On April 10, 2013, President Barack Obama released his budget plan for the Fiscal Year (FY) 2014, which begins October, 1, 2013. The Administration’s budget request is legally due on Capitol Hill the first Monday in February,
which would have been February 4, 2013. However, the budget was released two months later because of the continuous battle over the terms of a deal needed to avert a combination of tax increases and across-the-board cuts, or sequester. Overall, the President proposes a $3.77 trillion budget for fiscal year 2014, including proposals to highlight the importance of higher education and health care. ADEA has provided a more detailed summary of the budget at this link.
Specifically, President Obama’s proposal includes $563 billion in additional tax revenue and $78 billion in new
cigarette taxes, both over 10 years; and $1.8 billion in spending cuts, also over ten years. Among the many proposals, the President’s recommendations include:
- National Institutes of Health: The President requests an increase of more than $450 million from last year, to $31.3 billion.
- National Institute of Dental and Craniofacial Research: The President’s request for the National Institute of Dental and Craniofacial Research (“NIDCR”) for FY 2014 is $411,515,000; it represents an increase of $1.6 million over the FY 2012 level.
- Department of Health and Human Services: The President’s budget proposal provides $80.1 billion in discretionary funding for the Department of Health and Human Services (“HHS”), $3.9 billion above the 2012 enacted level.
- Centers for Disease Control and Prevention, Division of Oral Health: The President proposes a small increase ($43,000) in the oral health budget within the Centers for Disease Control and Prevention (CDC). Therefore, under the
President’s budget for FY 2014, the Division of Oral Health is proposed to receive $59,921,000.
- Community Health Centers: The budget requests $3.8 billion for community health centers that will serve 23 million users and allow for 40 new centers.
- Title VII Programs: The President’s budget requests $32,392,000 for Oral Health Training Programs in FY 2014. This is $527,000 below the FY 2013 amount and the same as was appropriated in FY 2012. The President’s request does not include an amount for funding the new oral health provider demonstration projects that were authorized in the Affordable Care Act.
- Ryan White Dental Reimbursement Program—Part F: The President’s budget request holds this program to the FY 2012 level at $13,485,000.
- Federal Student Aid: The President is requesting $71.2 billion in discretionary funding for the U.S. Department of Education, an increase of $3.1 billion or 4.5% over the FY 2013 pre-sequester level. The 2014 request proposes to change the interest rate structure for new student and parent loans to market-based rates that better reflect current economic

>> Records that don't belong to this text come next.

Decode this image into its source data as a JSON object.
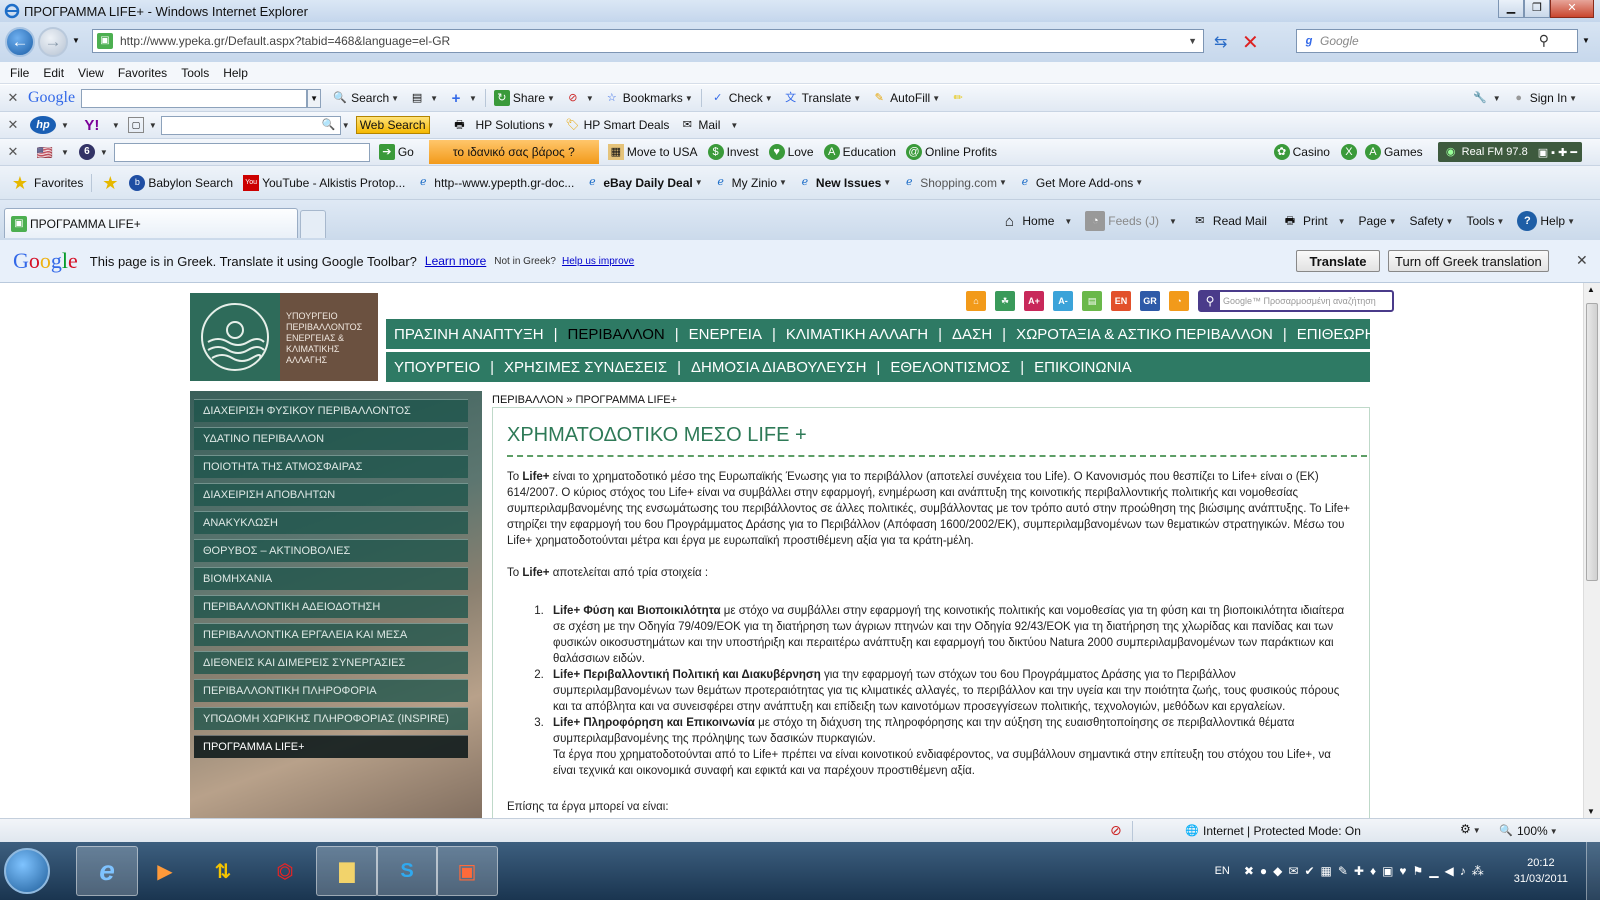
{
  "window": {
    "title": "ΠΡΟΓΡΑΜΜΑ LIFE+ - Windows Internet Explorer"
  },
  "address": {
    "url": "http://www.ypeka.gr/Default.aspx?tabid=468&language=el-GR",
    "search_placeholder": "Google"
  },
  "menu": [
    "File",
    "Edit",
    "View",
    "Favorites",
    "Tools",
    "Help"
  ],
  "google_toolbar": {
    "logo": "Google",
    "search": "Search",
    "share": "Share",
    "bookmarks": "Bookmarks",
    "check": "Check",
    "translate": "Translate",
    "autofill": "AutoFill",
    "sign_in": "Sign In"
  },
  "hp_toolbar": {
    "web_search": "Web Search",
    "hp_solutions": "HP Solutions",
    "smart_deals": "HP Smart Deals",
    "mail": "Mail"
  },
  "third_toolbar": {
    "go": "Go",
    "promo": "το ιδανικό σας βάρος ?",
    "move_usa": "Move to USA",
    "invest": "Invest",
    "love": "Love",
    "education": "Education",
    "online_profits": "Online Profits",
    "casino": "Casino",
    "games": "Games",
    "radio": "Real FM 97.8"
  },
  "favorites_bar": {
    "favorites": "Favorites",
    "items": [
      "Babylon Search",
      "YouTube - Alkistis Protop...",
      "http--www.ypepth.gr-doc...",
      "eBay Daily Deal",
      "My Zinio",
      "New Issues",
      "Shopping.com",
      "Get More Add-ons"
    ]
  },
  "tab": {
    "title": "ΠΡΟΓΡΑΜΜΑ LIFE+"
  },
  "command_bar": {
    "home": "Home",
    "feeds": "Feeds (J)",
    "read_mail": "Read Mail",
    "print": "Print",
    "page": "Page",
    "safety": "Safety",
    "tools": "Tools",
    "help": "Help"
  },
  "translate_bar": {
    "logo": "Google",
    "message": "This page is in Greek.  Translate it using Google Toolbar?",
    "learn_more": "Learn more",
    "not_greek": "Not in Greek?",
    "help_improve": "Help us improve",
    "translate_btn": "Translate",
    "turn_off_btn": "Turn off Greek translation"
  },
  "site": {
    "logo_text": "ΥΠΟΥΡΓΕΙΟ ΠΕΡΙΒΑΛΛΟΝΤΟΣ ΕΝΕΡΓΕΙΑΣ & ΚΛΙΜΑΤΙΚΗΣ ΑΛΛΑΓΗΣ",
    "icon_labels": [
      "A+",
      "A-",
      "EN",
      "GR"
    ],
    "search_placeholder": "Google™ Προσαρμοσμένη αναζήτηση",
    "nav1": [
      "ΠΡΑΣΙΝΗ ΑΝΑΠΤΥΞΗ",
      "ΠΕΡΙΒΑΛΛΟΝ",
      "ΕΝΕΡΓΕΙΑ",
      "ΚΛΙΜΑΤΙΚΗ ΑΛΛΑΓΗ",
      "ΔΑΣΗ",
      "ΧΩΡΟΤΑΞΙΑ & ΑΣΤΙΚΟ ΠΕΡΙΒΑΛΛΟΝ",
      "ΕΠΙΘΕΩΡΗΣΗ"
    ],
    "nav2": [
      "ΥΠΟΥΡΓΕΙΟ",
      "ΧΡΗΣΙΜΕΣ ΣΥΝΔΕΣΕΙΣ",
      "ΔΗΜΟΣΙΑ ΔΙΑΒΟΥΛΕΥΣΗ",
      "ΕΘΕΛΟΝΤΙΣΜΟΣ",
      "ΕΠΙΚΟΙΝΩΝΙΑ"
    ],
    "sidebar": [
      "ΔΙΑΧΕΙΡΙΣΗ ΦΥΣΙΚΟΥ ΠΕΡΙΒΑΛΛΟΝΤΟΣ",
      "ΥΔΑΤΙΝΟ ΠΕΡΙΒΑΛΛΟΝ",
      "ΠΟΙΟΤΗΤΑ ΤΗΣ ΑΤΜΟΣΦΑΙΡΑΣ",
      "ΔΙΑΧΕΙΡΙΣΗ ΑΠΟΒΛΗΤΩΝ",
      "ΑΝΑΚΥΚΛΩΣΗ",
      "ΘΟΡΥΒΟΣ – ΑΚΤΙΝΟΒΟΛΙΕΣ",
      "ΒΙΟΜΗΧΑΝΙΑ",
      "ΠΕΡΙΒΑΛΛΟΝΤΙΚΗ ΑΔΕΙΟΔΟΤΗΣΗ",
      "ΠΕΡΙΒΑΛΛΟΝΤΙΚΑ ΕΡΓΑΛΕΙΑ ΚΑΙ ΜΕΣΑ",
      "ΔΙΕΘΝΕΙΣ ΚΑΙ ΔΙΜΕΡΕΙΣ ΣΥΝΕΡΓΑΣΙΕΣ",
      "ΠΕΡΙΒΑΛΛΟΝΤΙΚΗ ΠΛΗΡΟΦΟΡΙΑ",
      "ΥΠΟΔΟΜΗ ΧΩΡΙΚΗΣ ΠΛΗΡΟΦΟΡΙΑΣ (INSPIRE)",
      "ΠΡΟΓΡΑΜΜΑ LIFE+"
    ],
    "breadcrumb": "ΠΕΡΙΒΑΛΛΟΝ » ΠΡΟΓΡΑΜΜΑ LIFE+",
    "title": "ΧΡΗΜΑΤΟΔΟΤΙΚΟ ΜΕΣΟ LIFE +",
    "intro_pre": "Το ",
    "intro_bold": "Life+",
    "intro_post": " είναι το χρηματοδοτικό μέσο της Ευρωπαϊκής Ένωσης για το περιβάλλον (αποτελεί συνέχεια του Life). Ο Κανονισμός που θεσπίζει το Life+ είναι ο (ΕΚ) 614/2007. Ο κύριος στόχος του Life+ είναι να συμβάλλει στην εφαρμογή, ενημέρωση και ανάπτυξη της κοινοτικής περιβαλλοντικής πολιτικής και νομοθεσίας συμπεριλαμβανομένης της ενσωμάτωσης του περιβάλλοντος σε άλλες πολιτικές, συμβάλλοντας με τον τρόπο αυτό στην προώθηση της βιώσιμης ανάπτυξης. Το Life+ στηρίζει την εφαρμογή του 6ου Προγράμματος Δράσης για το Περιβάλλον (Απόφαση 1600/2002/ΕΚ), συμπεριλαμβανομένων των θεματικών στρατηγικών. Μέσω του Life+ χρηματοδοτούνται μέτρα και έργα με ευρωπαϊκή προστιθέμενη αξία για τα κράτη-μέλη.",
    "elements_pre": "Το ",
    "elements_bold": "Life+",
    "elements_post": " αποτελείται από τρία στοιχεία :",
    "items": [
      {
        "bold": "Life+ Φύση και Βιοποικιλότητα",
        "text": " με στόχο να συμβάλλει στην εφαρμογή της κοινοτικής πολιτικής και νομοθεσίας για τη φύση και τη βιοποικιλότητα ιδιαίτερα σε σχέση με την Οδηγία 79/409/ΕΟΚ για τη διατήρηση των άγριων πτηνών και την Οδηγία 92/43/ΕΟΚ για τη διατήρηση της χλωρίδας και πανίδας και των φυσικών οικοσυστημάτων και την υποστήριξη και περαιτέρω ανάπτυξη και εφαρμογή του δικτύου Natura 2000 συμπεριλαμβανομένων των παράκτιων και θαλάσσιων ειδών."
      },
      {
        "bold": "Life+ Περιβαλλοντική Πολιτική και Διακυβέρνηση",
        "text": " για την εφαρμογή των στόχων του 6ου Προγράμματος Δράσης για το Περιβάλλον συμπεριλαμβανομένων των θεμάτων προτεραιότητας για τις κλιματικές αλλαγές, το περιβάλλον και την υγεία και την ποιότητα ζωής, τους φυσικούς πόρους και τα απόβλητα και να συνεισφέρει στην ανάπτυξη και επίδειξη των καινοτόμων προσεγγίσεων πολιτικής, τεχνολογιών, μεθόδων και εργαλείων."
      },
      {
        "bold": "Life+ Πληροφόρηση και Επικοινωνία",
        "text": " με στόχο τη διάχυση της πληροφόρησης και την αύξηση της ευαισθητοποίησης σε περιβαλλοντικά θέματα συμπεριλαμβανομένης της πρόληψης των δασικών πυρκαγιών.",
        "extra": "Τα έργα που χρηματοδοτούνται από το Life+ πρέπει να είναι κοινοτικού ενδιαφέροντος, να συμβάλλουν σημαντικά στην επίτευξη του στόχου του Life+, να είναι τεχνικά και οικονομικά συναφή και εφικτά και να παρέχουν προστιθέμενη αξία."
      }
    ],
    "also": "Επίσης τα έργα μπορεί να είναι:"
  },
  "status": {
    "zone": "Internet | Protected Mode: On",
    "zoom": "100%"
  },
  "taskbar": {
    "lang": "EN",
    "time": "20:12",
    "date": "31/03/2011"
  },
  "colors": {
    "site_green": "#2e7a64",
    "title_green": "#2e7a57"
  }
}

- Investment in the Science, Technology, Engineering, and Mathematics (STEM) Program: The President proposes a reorganization of STEM, designed to increase the impact of Federal investments in four areas: K-12 instruction, undergraduate education, graduate fellowships, and education activities that typically take place outside the classroom, all with a focus on increasing participation and opportunities for individuals from groups historically underrepresented in these fields.
- Provider Cuts: Beginning in 2014, the President’s proposal would cut “add-on” payments to teaching hospitals for graduate medical education by 10 percent. In the budget document, the Department of Health and Human Services cites a Medicare Payment Advisory Commission (MedPAC) finding that these additional payments “significantly
exceed the actual added patient care costs these hospitals incur.”
There are three budget proposals that are the starting point for discussions: the President’s budget; the House of Representatives’ budget, “The Path to Prosperity” introduced by Rep. Paul Ryan (R-WI); and the Senate’s budget, "Foundation for Growth, Restoring the Promise of American Opportunity” introduced by Sen. Patty Murray (D-WA). It should be noted that the President’s budget will not pass Congress; nevertheless, the document delineates the Administration’s priorities. In essence, the document could become the floor for negotiations for FY 2014 appropriations.